++++ Source information ++++

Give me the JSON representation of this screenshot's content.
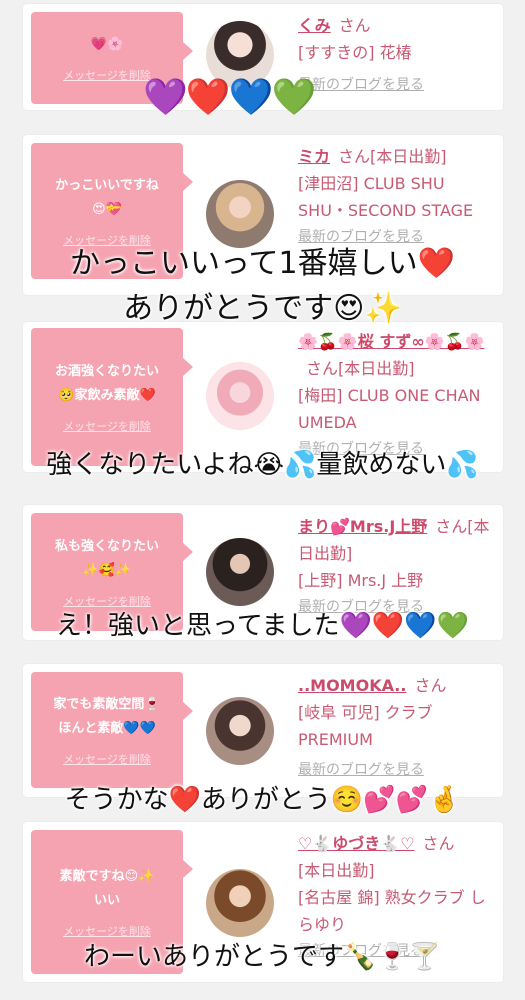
{
  "cards": [
    {
      "message": "💗🌸",
      "delete_label": "メッセージを削除",
      "name": "くみ",
      "san": "さん",
      "shop": "[すすきの] 花椿",
      "blog": "最新のブログを見る"
    },
    {
      "message": "かっこいいですね\n😍💝",
      "delete_label": "メッセージを削除",
      "name": "ミカ",
      "san": "さん[本日出勤]",
      "shop": "[津田沼] CLUB SHU SHU・SECOND STAGE",
      "blog": "最新のブログを見る"
    },
    {
      "message": "お酒強くなりたい\n🥺家飲み素敵❤️",
      "delete_label": "メッセージを削除",
      "name": "🌸🍒🌸桜 すず∞🌸🍒🌸",
      "san": "さん[本日出勤]",
      "shop": "[梅田] CLUB ONE CHAN UMEDA",
      "blog": "最新のブログを見る"
    },
    {
      "message": "私も強くなりたい\n✨🥰✨",
      "delete_label": "メッセージを削除",
      "name": "まり💕Mrs.J上野",
      "san": "さん[本日出勤]",
      "shop": "[上野] Mrs.J 上野",
      "blog": "最新のブログを見る"
    },
    {
      "message": "家でも素敵空間🍷\nほんと素敵💙💙",
      "delete_label": "メッセージを削除",
      "name": "..MOMOKA..",
      "san": "さん",
      "shop": "[岐阜 可児] クラブ PREMIUM",
      "blog": "最新のブログを見る"
    },
    {
      "message": "素敵ですね😊✨\nいい",
      "delete_label": "メッセージを削除",
      "name": "♡🐇ゆづき🐇♡",
      "san": "さん",
      "status": "[本日出勤]",
      "shop": "[名古屋 錦] 熟女クラブ しらゆり",
      "blog": "最新のブログを見る"
    }
  ],
  "overlays": {
    "hearts_1": "💜❤️💙💚",
    "caption_2a": "かっこいいって1番嬉しい❤️",
    "caption_2b": "ありがとうです😍✨",
    "caption_3": "強くなりたいよね😭💦量飲めない💦",
    "caption_4": "え！強いと思ってました💜❤️💙💚",
    "caption_5": "そうかな❤️ありがとう☺️💕💕🤞",
    "caption_6": "わーいありがとうです🍾🍷🍸"
  },
  "colors": {
    "bubble": "#f5a3b1",
    "name": "#cc4a6c",
    "background": "#f1f1f1"
  }
}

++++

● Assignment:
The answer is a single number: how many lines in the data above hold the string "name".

● Your solution:
7